“Our residents are really intelligent people,” Henry says. “But they’re being misled.”

Berhane believes the board is simply attempting to paint a portrait of Liss and his group as brainwashers so that Henry and her colleagues can turn around and put the co-op out of business themselves. “They told us Jon was bad but could never come up with a reason why,” Berhane says. “Even if he were bad, it doesn’t give them a right to be worse. If they would hold a fair election, that would be the end of Jon’s involvement.”

And there’s yet another wrinkle: The board recently announced it is no longer accepting Section 8 housing vouchers. Henry says that the complex has such a small number of occupants using the vouchers that it decided it would make more sense to help residents find either alternative housing or other programs that will supplement their living expenses.

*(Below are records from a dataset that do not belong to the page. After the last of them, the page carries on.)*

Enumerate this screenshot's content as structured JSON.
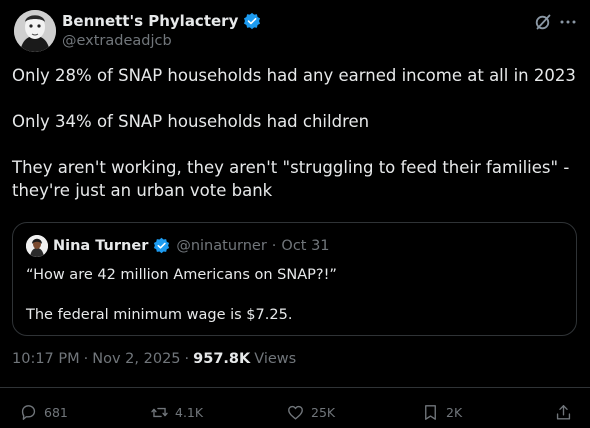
{
  "author": {
    "display_name": "Bennett's Phylactery",
    "handle": "@extradeadjcb",
    "verified": true
  },
  "tweet": {
    "lines": [
      "Only 28% of SNAP households had any earned income at all in 2023",
      "Only 34% of SNAP households had children",
      "They aren't working, they aren't \"struggling to feed their families\" -",
      "they're just an urban vote bank"
    ]
  },
  "quote": {
    "display_name": "Nina Turner",
    "handle": "@ninaturner",
    "separator": "·",
    "date": "Oct 31",
    "line1": "“How are 42 million Americans on SNAP?!”",
    "line2": "The federal minimum wage is $7.25."
  },
  "meta": {
    "time": "10:17 PM",
    "sep1": "·",
    "date": "Nov 2, 2025",
    "sep2": "·",
    "views_count": "957.8K",
    "views_label": "Views"
  },
  "actions": {
    "replies": "681",
    "reposts": "4.1K",
    "likes": "25K",
    "bookmarks": "2K"
  },
  "colors": {
    "background": "#000000",
    "text": "#e7e9ea",
    "muted": "#71767b",
    "verified": "#1d9bf0",
    "border": "#2f3336"
  },
  "icons": {
    "grok": "grok-icon",
    "more": "more-icon",
    "reply": "reply-icon",
    "repost": "repost-icon",
    "like": "heart-icon",
    "bookmark": "bookmark-icon",
    "share": "share-icon"
  }
}
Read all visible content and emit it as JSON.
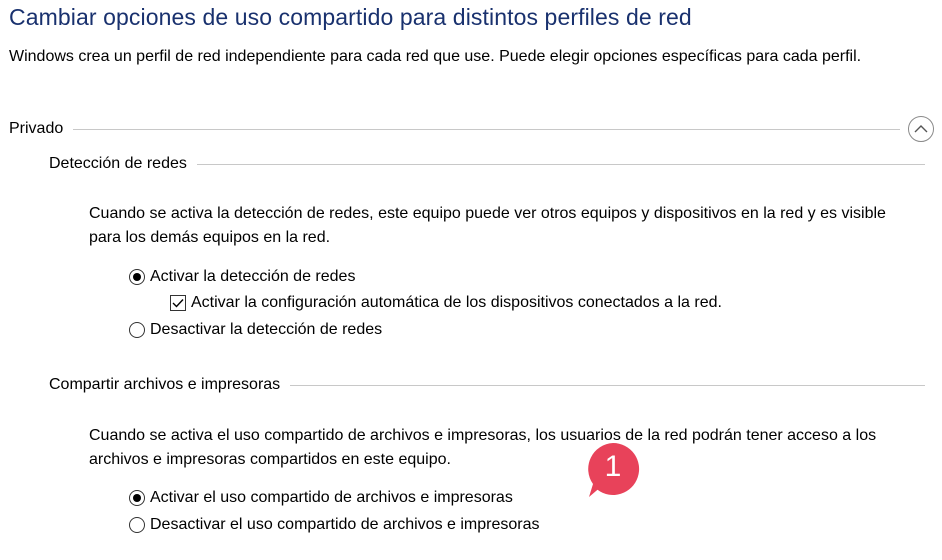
{
  "page": {
    "title": "Cambiar opciones de uso compartido para distintos perfiles de red",
    "intro": "Windows crea un perfil de red independiente para cada red que use. Puede elegir opciones específicas para cada perfil."
  },
  "profile": {
    "name": "Privado",
    "collapse_icon": "chevron-up-icon"
  },
  "network_discovery": {
    "heading": "Detección de redes",
    "description": "Cuando se activa la detección de redes, este equipo puede ver otros equipos y dispositivos en la red y es visible para los demás equipos en la red.",
    "options": [
      {
        "label": "Activar la detección de redes",
        "selected": true
      },
      {
        "label": "Desactivar la detección de redes",
        "selected": false
      }
    ],
    "auto_setup": {
      "label": "Activar la configuración automática de los dispositivos conectados a la red.",
      "checked": true
    }
  },
  "file_printer_sharing": {
    "heading": "Compartir archivos e impresoras",
    "description": "Cuando se activa el uso compartido de archivos e impresoras, los usuarios de la red podrán tener acceso a los archivos e impresoras compartidos en este equipo.",
    "options": [
      {
        "label": "Activar el uso compartido de archivos e impresoras",
        "selected": true
      },
      {
        "label": "Desactivar el uso compartido de archivos e impresoras",
        "selected": false
      }
    ]
  },
  "annotation": {
    "number": "1",
    "color": "#e8425a"
  },
  "colors": {
    "title": "#19316e",
    "rule": "#c8c8c8"
  }
}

Hector Zelada, who has lived in the complex for 20 years, uses Section 8 vouchers and is among those in opposition to the current board, says he has heard little about getting help to supplement his income. He did, however, receive a notice telling him he’d have to start paying the full occupancy fee or find a new place to live by the end of June. He believes it is another attempt to eliminate occupants who will vote the board out.

“I don’t understand—why now?” Zelada says. “Why stop accepting Section 8 now?”

The election that will determine whether Henry and her fellow board members remain in control is in September. Henry says that almost all of the residents who were in the midst of eviction proceedings have paid back fees, plus the increase, and that at least one person involved in the fee strike has regained membership.

Berhane goes up against the co-op in an Alexandria court on June 19 and is looking forward to it. “Fighting and challenging them—those are the basic rights of a member,” he says. “It is why one becomes a member in the first place.”

He says he’s aware of the consequences if his co-op membership is revoked and the decision is upheld. It’s one of the few facts on which all parties can agree: “You can’t vote,” Berhane says, “if you’re evicted.”